This, in summary, is why I am so excited about Behavioral Economics. Readers of Brick and Rope might remember my enthusiasm for Predictably Irrational - the Dan Ariely book that was on my list of Best Reads from 2009. I have maintained for a little while that Behavioral Economics is going to fundamentally change businesses like Banking over the next few decades. I am not much of a seer, but if I were in that business, this is the prediction I would make - The business that figures out how to tame the behavioral element in economic decision making of individuals, stands to make a lot of money.
Daniel Kahneman, one of the patron saints of Behavioral Economists, seems to have similar ideas. I saw a group of corporate suits with snazzy presentations walking banking hallways with Behavioral Economic jargon. Turned out they represented a firm that had Kahneman as a star employee. They even had (surprise!) a Behavioral Economics product to sell. From the look of their well cut suits, someone out there is buying.

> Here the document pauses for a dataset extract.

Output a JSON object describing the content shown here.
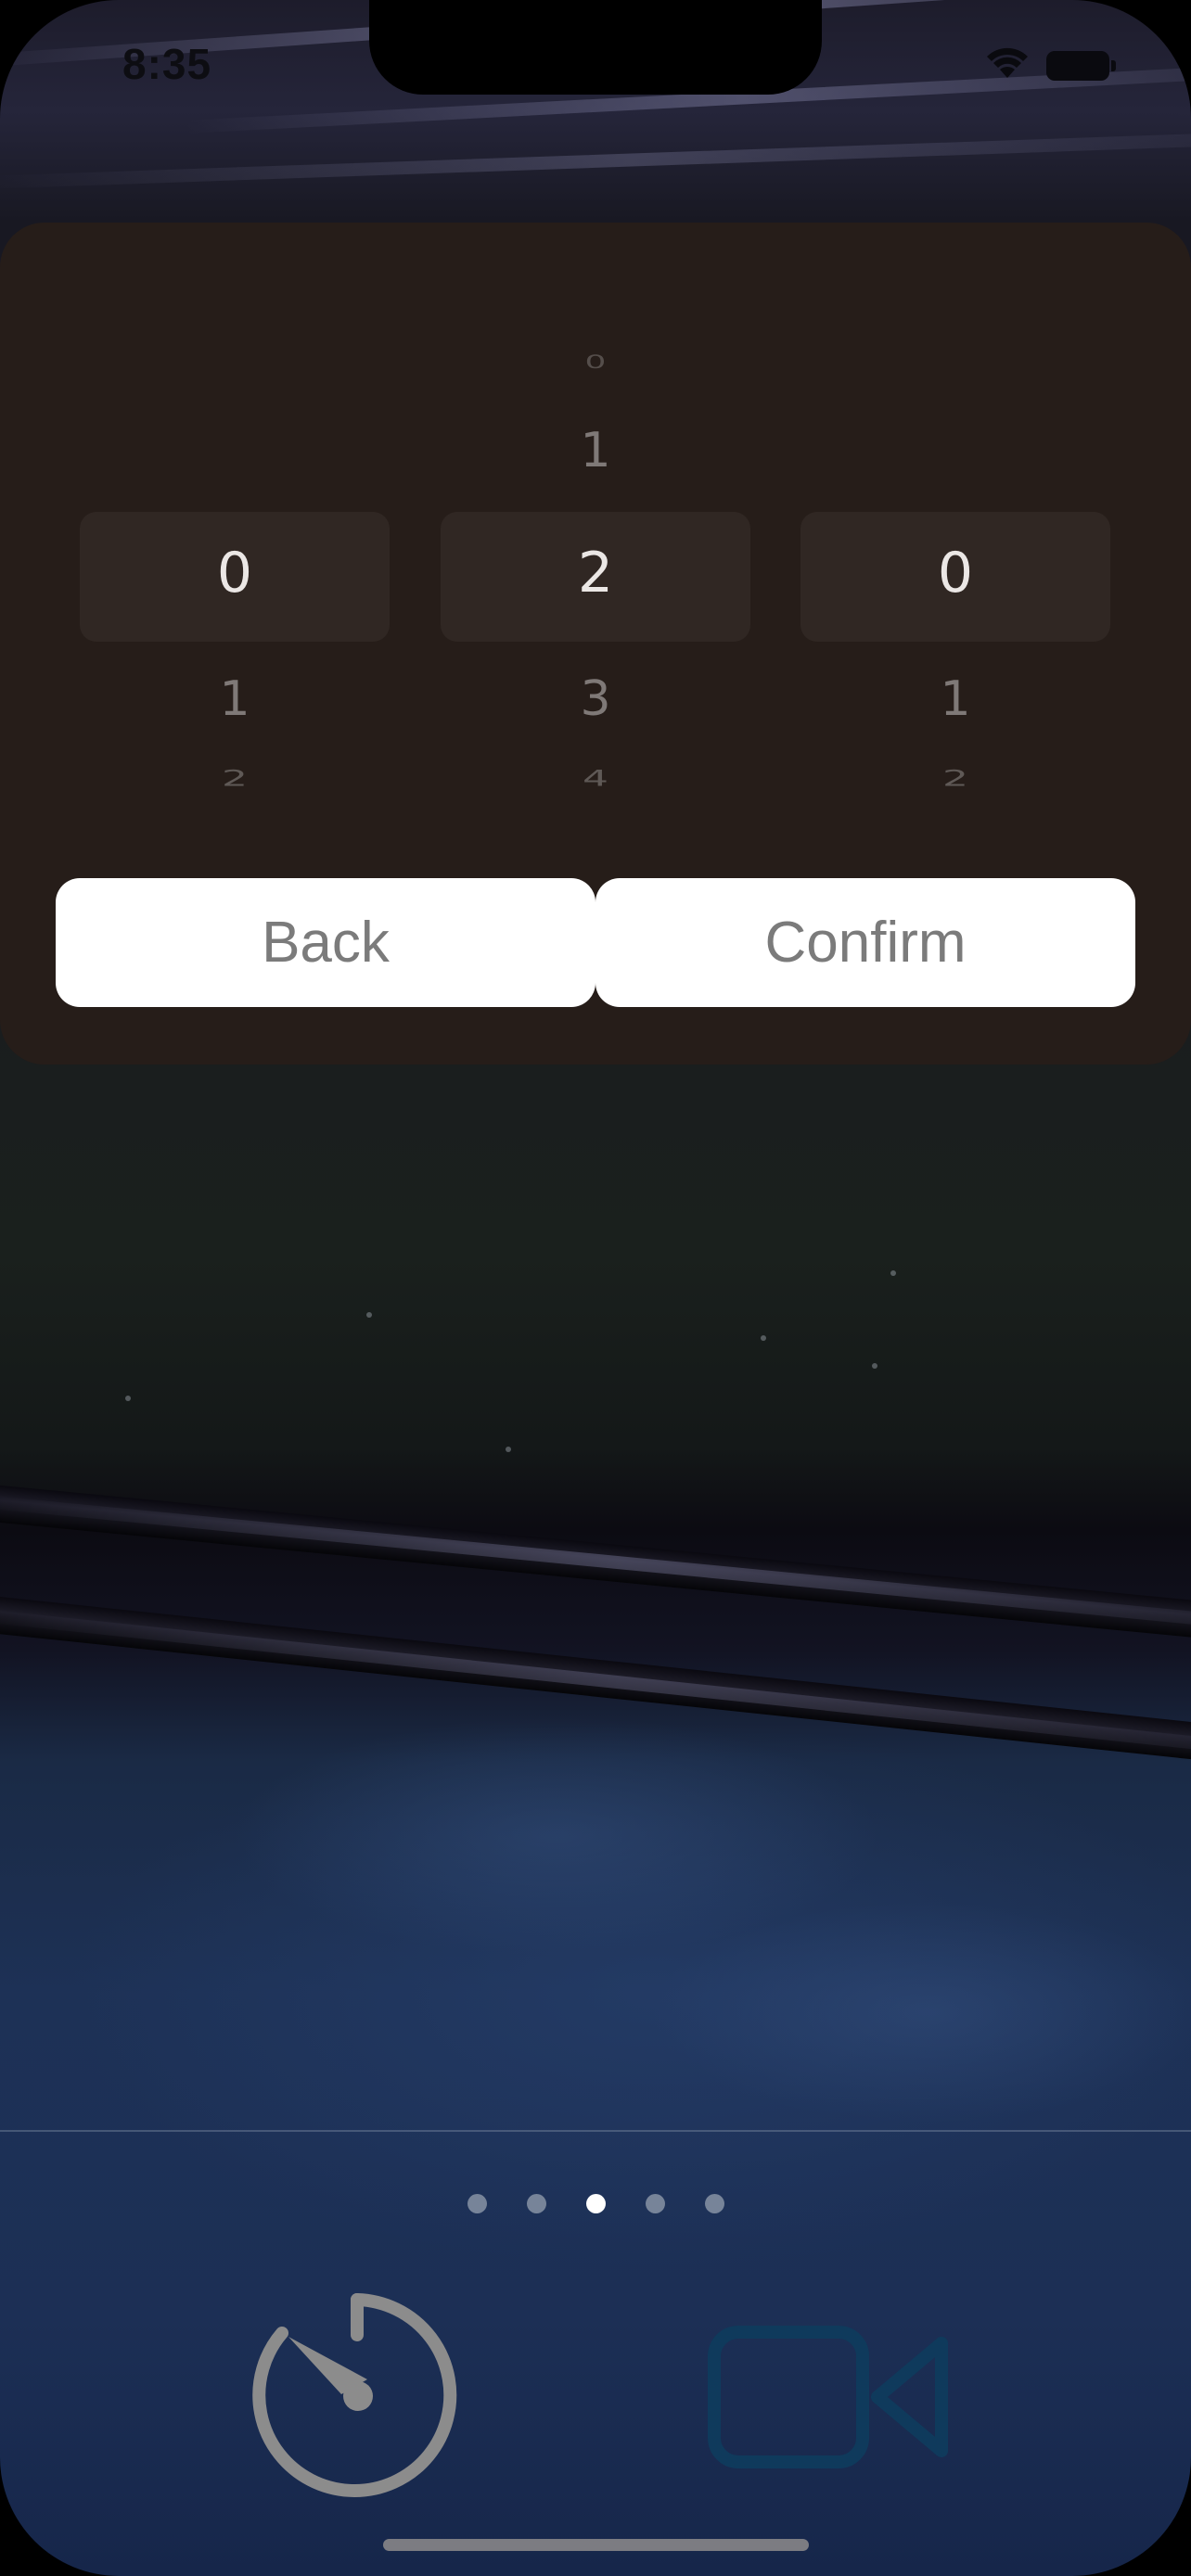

Back to Sway for a minute though. The book grabbed my eye only because it is another popular book on this subject that is one of my favorite areas of recent advancement. The anecdotes in the book are exactly the kind that would make you shake your head in amazement and say "I wonder which Neanderthal ever came up with the 'rational agent' idea?"
This isn't exactly breakthrough stuff. Sway is a breezy enough read that you wouldn't have sunk countless hours into the book. But don't go looking for great insight. Much of the book is just as clunky as its subtitle. I mean, "The Irresistible Pull of Irrational Behavior"? Really? Where did they find the focus group that liked this title? In the Peruvian Amazon?